APA Style

Kimo Basha.  (2015, April 3).  Retrieved September 28, 2020, from

MLA Format

"Kimo Basha."  3 April 2015.  Web.  28 September 2020. <>.

Chicago Style
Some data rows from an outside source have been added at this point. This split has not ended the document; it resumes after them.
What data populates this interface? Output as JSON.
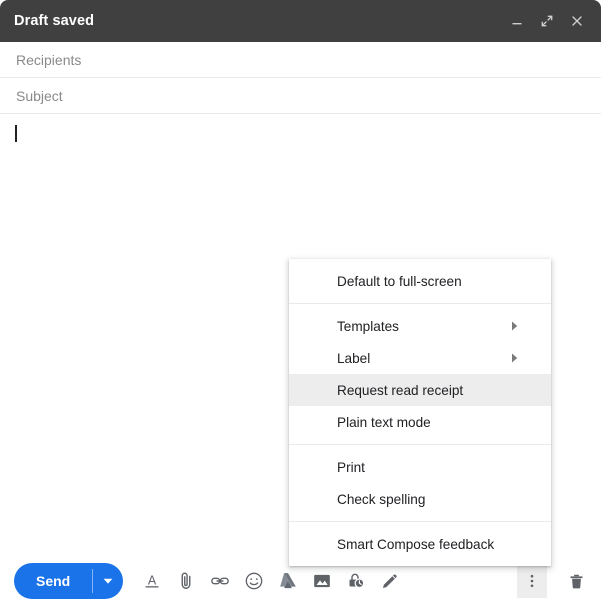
{
  "window": {
    "title": "Draft saved",
    "controls": [
      {
        "name": "minimize",
        "label": "Minimize"
      },
      {
        "name": "expand",
        "label": "Full screen"
      },
      {
        "name": "close",
        "label": "Close"
      }
    ]
  },
  "fields": {
    "recipients": {
      "placeholder": "Recipients",
      "value": ""
    },
    "subject": {
      "placeholder": "Subject",
      "value": ""
    },
    "body": {
      "value": ""
    }
  },
  "more_menu": {
    "sections": [
      {
        "items": [
          {
            "label": "Default to full-screen",
            "submenu": false,
            "highlighted": false
          }
        ]
      },
      {
        "items": [
          {
            "label": "Templates",
            "submenu": true,
            "highlighted": false
          },
          {
            "label": "Label",
            "submenu": true,
            "highlighted": false
          },
          {
            "label": "Request read receipt",
            "submenu": false,
            "highlighted": true
          },
          {
            "label": "Plain text mode",
            "submenu": false,
            "highlighted": false
          }
        ]
      },
      {
        "items": [
          {
            "label": "Print",
            "submenu": false,
            "highlighted": false
          },
          {
            "label": "Check spelling",
            "submenu": false,
            "highlighted": false
          }
        ]
      },
      {
        "items": [
          {
            "label": "Smart Compose feedback",
            "submenu": false,
            "highlighted": false
          }
        ]
      }
    ]
  },
  "toolbar": {
    "send_label": "Send",
    "send_options_label": "More send options",
    "icons": [
      {
        "name": "formatting-options-icon",
        "label": "Formatting options"
      },
      {
        "name": "attach-file-icon",
        "label": "Attach files"
      },
      {
        "name": "insert-link-icon",
        "label": "Insert link"
      },
      {
        "name": "insert-emoji-icon",
        "label": "Insert emoji"
      },
      {
        "name": "insert-drive-icon",
        "label": "Insert files using Drive"
      },
      {
        "name": "insert-photo-icon",
        "label": "Insert photo"
      },
      {
        "name": "confidential-mode-icon",
        "label": "Toggle confidential mode"
      },
      {
        "name": "insert-signature-icon",
        "label": "Insert signature"
      }
    ],
    "more_options_label": "More options",
    "discard_label": "Discard draft"
  },
  "colors": {
    "header_bg": "#404040",
    "accent_blue": "#1a73e8",
    "menu_highlight": "#ededed",
    "icon_gray": "#5f6368",
    "placeholder_gray": "#8a8a8a"
  }
}
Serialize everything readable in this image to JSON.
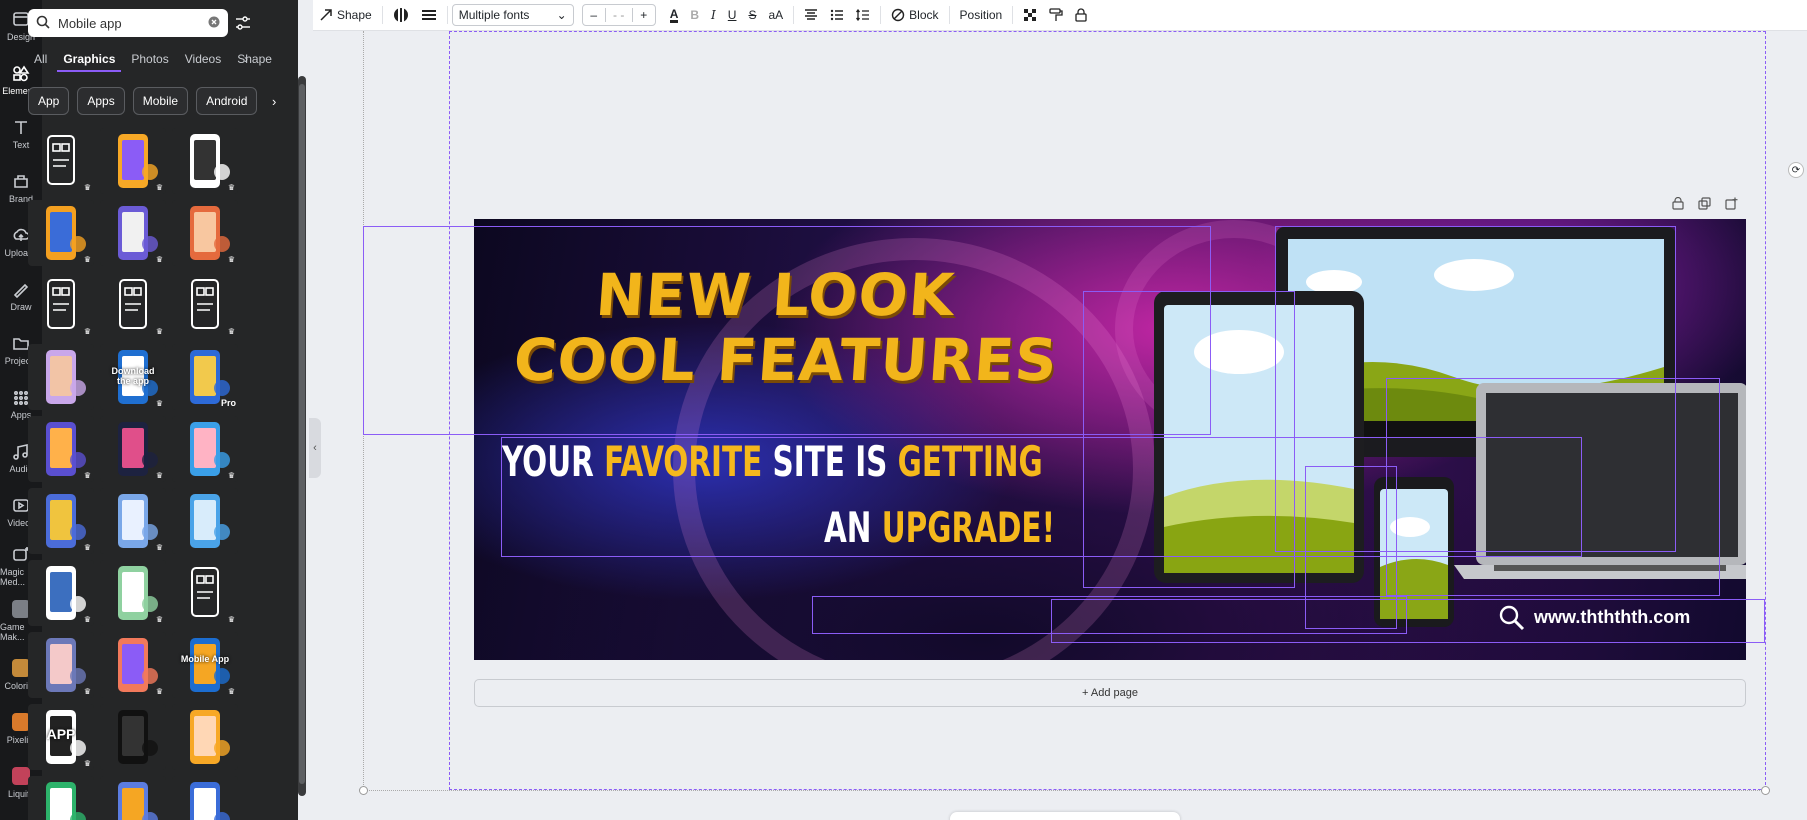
{
  "rail": {
    "items": [
      {
        "label": "Design",
        "icon": "design-icon"
      },
      {
        "label": "Elements",
        "icon": "elements-icon"
      },
      {
        "label": "Text",
        "icon": "text-icon"
      },
      {
        "label": "Brand",
        "icon": "brand-icon"
      },
      {
        "label": "Uploads",
        "icon": "uploads-icon"
      },
      {
        "label": "Draw",
        "icon": "draw-icon"
      },
      {
        "label": "Projects",
        "icon": "projects-icon"
      },
      {
        "label": "Apps",
        "icon": "apps-icon"
      },
      {
        "label": "Audio",
        "icon": "audio-icon"
      },
      {
        "label": "Videos",
        "icon": "videos-icon"
      },
      {
        "label": "Magic Med...",
        "icon": "magic-media-icon"
      },
      {
        "label": "Game Mak...",
        "icon": "game-maker-icon"
      },
      {
        "label": "Colorize",
        "icon": "colorize-icon"
      },
      {
        "label": "Pixelify",
        "icon": "pixelify-icon"
      },
      {
        "label": "Liquify",
        "icon": "liquify-icon"
      }
    ],
    "active_color": "#ffffff"
  },
  "panel": {
    "search_value": "Mobile app",
    "tabs": [
      "All",
      "Graphics",
      "Photos",
      "Videos",
      "Shape"
    ],
    "active_tab": "Graphics",
    "chips": [
      "App",
      "Apps",
      "Mobile",
      "Android"
    ],
    "tiles": [
      {
        "kind": "outline-phone-tap",
        "badge": "crown"
      },
      {
        "kind": "3d-phone-megaphone",
        "badge": "crown"
      },
      {
        "kind": "hand-phone-check",
        "badge": "crown"
      },
      {
        "kind": "phone-list",
        "badge": "crown"
      },
      {
        "kind": "app-grid-people",
        "badge": "crown"
      },
      {
        "kind": "3d-phone-orange",
        "badge": "crown"
      },
      {
        "kind": "devices-check",
        "badge": "crown"
      },
      {
        "kind": "phone-check-outline",
        "badge": "crown"
      },
      {
        "kind": "tablet-apps-outline",
        "badge": "crown"
      },
      {
        "kind": "hands-phone",
        "badge": "none"
      },
      {
        "kind": "download-the-app",
        "badge": "crown",
        "text": "Download the app"
      },
      {
        "kind": "app-cards",
        "badge": "pro",
        "text": "Pro"
      },
      {
        "kind": "phone-people",
        "badge": "crown"
      },
      {
        "kind": "phone-dark",
        "badge": "crown"
      },
      {
        "kind": "person-phone-3d",
        "badge": "crown"
      },
      {
        "kind": "team-phone",
        "badge": "crown"
      },
      {
        "kind": "tablet-person",
        "badge": "crown"
      },
      {
        "kind": "tablet-flat",
        "badge": "none"
      },
      {
        "kind": "man-phone",
        "badge": "crown"
      },
      {
        "kind": "phone-green-ui",
        "badge": "crown"
      },
      {
        "kind": "phone-user-outline",
        "badge": "crown"
      },
      {
        "kind": "app-dashboard",
        "badge": "crown"
      },
      {
        "kind": "hand-phone-money",
        "badge": "crown"
      },
      {
        "kind": "mobile-app-gear",
        "badge": "crown",
        "text": "Mobile App"
      },
      {
        "kind": "app-window",
        "badge": "crown",
        "text": "APP"
      },
      {
        "kind": "phone-black",
        "badge": "none"
      },
      {
        "kind": "hands-phone-orange",
        "badge": "none"
      },
      {
        "kind": "phone-green",
        "badge": "none"
      },
      {
        "kind": "app-icons",
        "badge": "none"
      },
      {
        "kind": "phone-grid-blue",
        "badge": "none"
      }
    ]
  },
  "toolbar": {
    "shape_label": "Shape",
    "font_value": "Multiple fonts",
    "size_minus": "–",
    "size_value": "- -",
    "size_plus": "+",
    "bold": "B",
    "italic": "I",
    "underline": "U",
    "strike": "S",
    "case": "aA",
    "block_label": "Block",
    "position_label": "Position"
  },
  "canvas": {
    "headline_line1": "NEW LOOK",
    "headline_line2": "COOL FEATURES",
    "sub_line1": [
      {
        "text": "YOUR ",
        "color": "white"
      },
      {
        "text": "FAVORITE ",
        "color": "yellow"
      },
      {
        "text": "SITE IS ",
        "color": "white"
      },
      {
        "text": "GETTING",
        "color": "yellow"
      }
    ],
    "sub_line2": [
      {
        "text": "AN ",
        "color": "white"
      },
      {
        "text": "UPGRADE!",
        "color": "yellow"
      }
    ],
    "url": "www.thththth.com",
    "add_page": "+ Add page",
    "colors": {
      "headline": "#f2b51b",
      "accent_purple": "#8b5cf6",
      "banner_dark": "#120a2e"
    }
  }
}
"Kimo Basha."  April 3, 2015.  Accessed September 28, 2020.